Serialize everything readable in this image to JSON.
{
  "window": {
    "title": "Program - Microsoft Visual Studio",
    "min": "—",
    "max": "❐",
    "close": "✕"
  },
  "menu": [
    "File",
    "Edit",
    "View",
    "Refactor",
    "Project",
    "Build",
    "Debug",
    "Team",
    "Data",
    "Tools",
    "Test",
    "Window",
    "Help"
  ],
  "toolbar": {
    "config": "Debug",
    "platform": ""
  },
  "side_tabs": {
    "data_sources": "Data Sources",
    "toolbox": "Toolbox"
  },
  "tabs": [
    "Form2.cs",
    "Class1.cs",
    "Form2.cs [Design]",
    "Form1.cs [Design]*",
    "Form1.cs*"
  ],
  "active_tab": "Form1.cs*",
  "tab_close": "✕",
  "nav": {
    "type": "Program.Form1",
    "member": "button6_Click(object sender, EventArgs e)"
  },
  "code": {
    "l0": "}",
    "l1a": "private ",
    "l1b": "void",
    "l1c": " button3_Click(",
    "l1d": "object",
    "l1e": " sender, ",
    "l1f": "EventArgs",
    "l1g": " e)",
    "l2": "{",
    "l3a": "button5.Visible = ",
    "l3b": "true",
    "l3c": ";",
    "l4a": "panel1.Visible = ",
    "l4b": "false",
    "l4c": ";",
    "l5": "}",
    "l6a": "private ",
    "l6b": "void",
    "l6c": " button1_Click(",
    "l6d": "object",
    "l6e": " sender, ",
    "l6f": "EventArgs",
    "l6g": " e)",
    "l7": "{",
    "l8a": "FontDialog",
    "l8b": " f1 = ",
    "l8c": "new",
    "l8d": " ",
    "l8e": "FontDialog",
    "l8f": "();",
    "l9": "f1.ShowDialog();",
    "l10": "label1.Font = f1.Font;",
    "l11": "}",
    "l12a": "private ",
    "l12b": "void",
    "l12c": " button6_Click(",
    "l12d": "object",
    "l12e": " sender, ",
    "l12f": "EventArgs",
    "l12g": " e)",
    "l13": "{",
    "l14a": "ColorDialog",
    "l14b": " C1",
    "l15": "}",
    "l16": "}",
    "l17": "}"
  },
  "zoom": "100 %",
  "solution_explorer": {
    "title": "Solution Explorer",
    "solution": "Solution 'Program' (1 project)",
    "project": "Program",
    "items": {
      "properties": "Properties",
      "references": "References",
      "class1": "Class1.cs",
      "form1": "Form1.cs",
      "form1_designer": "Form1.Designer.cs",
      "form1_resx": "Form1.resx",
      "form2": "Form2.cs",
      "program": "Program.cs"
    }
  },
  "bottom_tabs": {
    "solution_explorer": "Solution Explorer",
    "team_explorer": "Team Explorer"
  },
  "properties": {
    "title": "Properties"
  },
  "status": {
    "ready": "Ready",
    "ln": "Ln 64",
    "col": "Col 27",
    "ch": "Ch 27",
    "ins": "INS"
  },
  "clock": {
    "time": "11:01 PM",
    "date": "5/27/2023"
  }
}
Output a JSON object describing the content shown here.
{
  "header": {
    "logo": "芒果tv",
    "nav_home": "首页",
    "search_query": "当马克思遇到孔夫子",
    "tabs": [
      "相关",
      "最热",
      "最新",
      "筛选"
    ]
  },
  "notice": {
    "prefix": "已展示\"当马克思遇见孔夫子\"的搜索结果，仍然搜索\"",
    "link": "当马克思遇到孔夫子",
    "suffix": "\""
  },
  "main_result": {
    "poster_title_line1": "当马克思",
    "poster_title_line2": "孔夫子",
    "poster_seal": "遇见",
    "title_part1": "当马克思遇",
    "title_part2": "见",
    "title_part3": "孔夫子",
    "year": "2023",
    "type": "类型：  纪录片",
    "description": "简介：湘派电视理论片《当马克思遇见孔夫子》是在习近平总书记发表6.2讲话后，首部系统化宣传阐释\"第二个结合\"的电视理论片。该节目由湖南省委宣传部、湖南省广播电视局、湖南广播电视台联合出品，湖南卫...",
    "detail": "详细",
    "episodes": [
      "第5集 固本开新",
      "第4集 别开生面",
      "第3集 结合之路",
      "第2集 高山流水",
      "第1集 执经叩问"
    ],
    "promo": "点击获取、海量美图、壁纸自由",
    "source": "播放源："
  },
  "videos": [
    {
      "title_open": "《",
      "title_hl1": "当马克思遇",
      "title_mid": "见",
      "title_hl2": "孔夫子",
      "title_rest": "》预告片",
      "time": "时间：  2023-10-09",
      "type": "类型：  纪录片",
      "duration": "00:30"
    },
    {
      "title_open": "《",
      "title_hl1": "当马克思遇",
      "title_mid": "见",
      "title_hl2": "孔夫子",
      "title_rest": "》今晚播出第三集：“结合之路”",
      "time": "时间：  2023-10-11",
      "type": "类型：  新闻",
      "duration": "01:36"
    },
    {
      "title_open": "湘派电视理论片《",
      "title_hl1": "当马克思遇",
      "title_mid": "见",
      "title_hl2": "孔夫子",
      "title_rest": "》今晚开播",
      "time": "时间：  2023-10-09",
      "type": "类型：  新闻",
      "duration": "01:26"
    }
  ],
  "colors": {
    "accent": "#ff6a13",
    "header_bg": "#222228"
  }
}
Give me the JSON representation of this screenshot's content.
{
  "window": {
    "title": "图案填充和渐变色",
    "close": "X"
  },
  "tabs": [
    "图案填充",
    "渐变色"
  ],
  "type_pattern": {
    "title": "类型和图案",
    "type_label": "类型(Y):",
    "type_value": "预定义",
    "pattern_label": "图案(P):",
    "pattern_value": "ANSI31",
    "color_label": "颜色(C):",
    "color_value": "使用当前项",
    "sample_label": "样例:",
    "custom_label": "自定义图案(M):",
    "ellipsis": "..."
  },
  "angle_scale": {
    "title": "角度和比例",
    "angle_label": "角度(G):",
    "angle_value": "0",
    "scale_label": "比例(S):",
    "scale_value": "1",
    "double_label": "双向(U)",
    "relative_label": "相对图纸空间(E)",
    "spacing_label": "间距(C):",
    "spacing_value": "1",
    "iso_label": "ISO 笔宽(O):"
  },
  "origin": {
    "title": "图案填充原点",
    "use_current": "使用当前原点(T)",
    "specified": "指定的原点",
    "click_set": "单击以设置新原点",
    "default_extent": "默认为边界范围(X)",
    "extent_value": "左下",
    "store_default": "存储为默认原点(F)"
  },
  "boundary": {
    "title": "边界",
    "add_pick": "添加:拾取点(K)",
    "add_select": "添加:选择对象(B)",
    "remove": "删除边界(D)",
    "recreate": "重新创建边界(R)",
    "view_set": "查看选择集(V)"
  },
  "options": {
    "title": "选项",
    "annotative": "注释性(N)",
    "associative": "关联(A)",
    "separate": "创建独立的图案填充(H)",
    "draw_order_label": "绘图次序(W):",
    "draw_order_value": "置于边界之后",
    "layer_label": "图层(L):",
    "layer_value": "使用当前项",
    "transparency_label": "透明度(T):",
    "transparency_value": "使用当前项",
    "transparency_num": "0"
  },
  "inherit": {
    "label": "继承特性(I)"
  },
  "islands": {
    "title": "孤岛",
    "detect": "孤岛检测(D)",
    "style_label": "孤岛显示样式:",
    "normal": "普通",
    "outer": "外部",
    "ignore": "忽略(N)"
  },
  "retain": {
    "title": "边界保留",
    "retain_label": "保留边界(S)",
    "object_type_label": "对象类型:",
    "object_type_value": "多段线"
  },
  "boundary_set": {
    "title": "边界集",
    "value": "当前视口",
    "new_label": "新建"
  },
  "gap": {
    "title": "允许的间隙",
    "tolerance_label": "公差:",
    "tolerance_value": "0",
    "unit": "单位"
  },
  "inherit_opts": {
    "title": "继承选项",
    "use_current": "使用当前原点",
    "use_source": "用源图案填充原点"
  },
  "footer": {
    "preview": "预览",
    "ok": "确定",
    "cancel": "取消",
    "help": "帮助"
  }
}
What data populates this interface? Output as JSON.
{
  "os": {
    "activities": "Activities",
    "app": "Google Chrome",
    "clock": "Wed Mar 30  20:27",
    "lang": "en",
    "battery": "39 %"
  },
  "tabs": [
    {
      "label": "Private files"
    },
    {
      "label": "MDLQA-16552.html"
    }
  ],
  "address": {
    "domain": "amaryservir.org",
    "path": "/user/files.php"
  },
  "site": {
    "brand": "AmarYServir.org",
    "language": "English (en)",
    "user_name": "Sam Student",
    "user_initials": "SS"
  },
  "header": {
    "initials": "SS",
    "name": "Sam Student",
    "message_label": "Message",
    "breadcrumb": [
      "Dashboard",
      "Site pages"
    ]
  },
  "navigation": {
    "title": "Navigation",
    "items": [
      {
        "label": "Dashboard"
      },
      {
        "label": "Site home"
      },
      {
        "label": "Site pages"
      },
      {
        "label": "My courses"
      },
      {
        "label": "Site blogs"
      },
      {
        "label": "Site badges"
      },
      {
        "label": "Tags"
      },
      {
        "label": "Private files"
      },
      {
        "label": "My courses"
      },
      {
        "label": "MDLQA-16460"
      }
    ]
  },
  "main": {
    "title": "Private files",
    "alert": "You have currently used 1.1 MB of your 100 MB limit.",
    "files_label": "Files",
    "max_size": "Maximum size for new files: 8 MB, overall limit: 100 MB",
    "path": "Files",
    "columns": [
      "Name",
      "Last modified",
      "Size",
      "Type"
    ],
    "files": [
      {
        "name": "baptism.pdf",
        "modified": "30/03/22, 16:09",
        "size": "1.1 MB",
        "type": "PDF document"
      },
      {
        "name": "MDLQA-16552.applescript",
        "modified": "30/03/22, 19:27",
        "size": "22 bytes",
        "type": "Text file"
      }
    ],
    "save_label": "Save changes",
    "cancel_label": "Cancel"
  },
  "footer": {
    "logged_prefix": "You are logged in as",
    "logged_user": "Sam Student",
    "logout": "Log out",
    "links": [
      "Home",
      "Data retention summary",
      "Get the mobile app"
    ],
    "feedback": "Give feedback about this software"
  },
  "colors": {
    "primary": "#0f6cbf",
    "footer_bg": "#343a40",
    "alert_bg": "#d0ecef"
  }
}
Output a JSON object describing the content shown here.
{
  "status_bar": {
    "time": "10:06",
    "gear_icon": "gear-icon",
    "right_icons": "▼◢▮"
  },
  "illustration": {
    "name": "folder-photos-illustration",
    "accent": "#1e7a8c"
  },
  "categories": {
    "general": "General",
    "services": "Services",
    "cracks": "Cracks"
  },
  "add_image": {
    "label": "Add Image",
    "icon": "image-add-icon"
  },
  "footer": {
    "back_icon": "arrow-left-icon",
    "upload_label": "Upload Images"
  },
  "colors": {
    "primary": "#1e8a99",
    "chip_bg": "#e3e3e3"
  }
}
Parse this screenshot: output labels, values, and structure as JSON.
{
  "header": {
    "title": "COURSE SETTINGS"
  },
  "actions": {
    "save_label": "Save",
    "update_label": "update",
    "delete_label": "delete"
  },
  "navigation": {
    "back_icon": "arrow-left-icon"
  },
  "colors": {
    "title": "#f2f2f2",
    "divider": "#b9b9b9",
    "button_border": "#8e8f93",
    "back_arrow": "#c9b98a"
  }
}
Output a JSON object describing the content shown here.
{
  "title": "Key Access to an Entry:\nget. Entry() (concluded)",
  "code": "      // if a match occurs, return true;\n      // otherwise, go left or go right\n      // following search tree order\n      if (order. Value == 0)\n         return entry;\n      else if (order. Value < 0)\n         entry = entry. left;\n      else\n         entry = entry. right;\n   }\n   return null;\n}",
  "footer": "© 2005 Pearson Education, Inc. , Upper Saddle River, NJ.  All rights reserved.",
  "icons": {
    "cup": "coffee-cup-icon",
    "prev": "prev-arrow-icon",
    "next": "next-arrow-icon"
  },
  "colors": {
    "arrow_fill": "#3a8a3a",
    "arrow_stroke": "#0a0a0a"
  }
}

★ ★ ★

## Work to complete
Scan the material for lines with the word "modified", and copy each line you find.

## Answer space
      "Last modified",
        "modified": "30/03/22, 16:09",
        "modified": "30/03/22, 19:27",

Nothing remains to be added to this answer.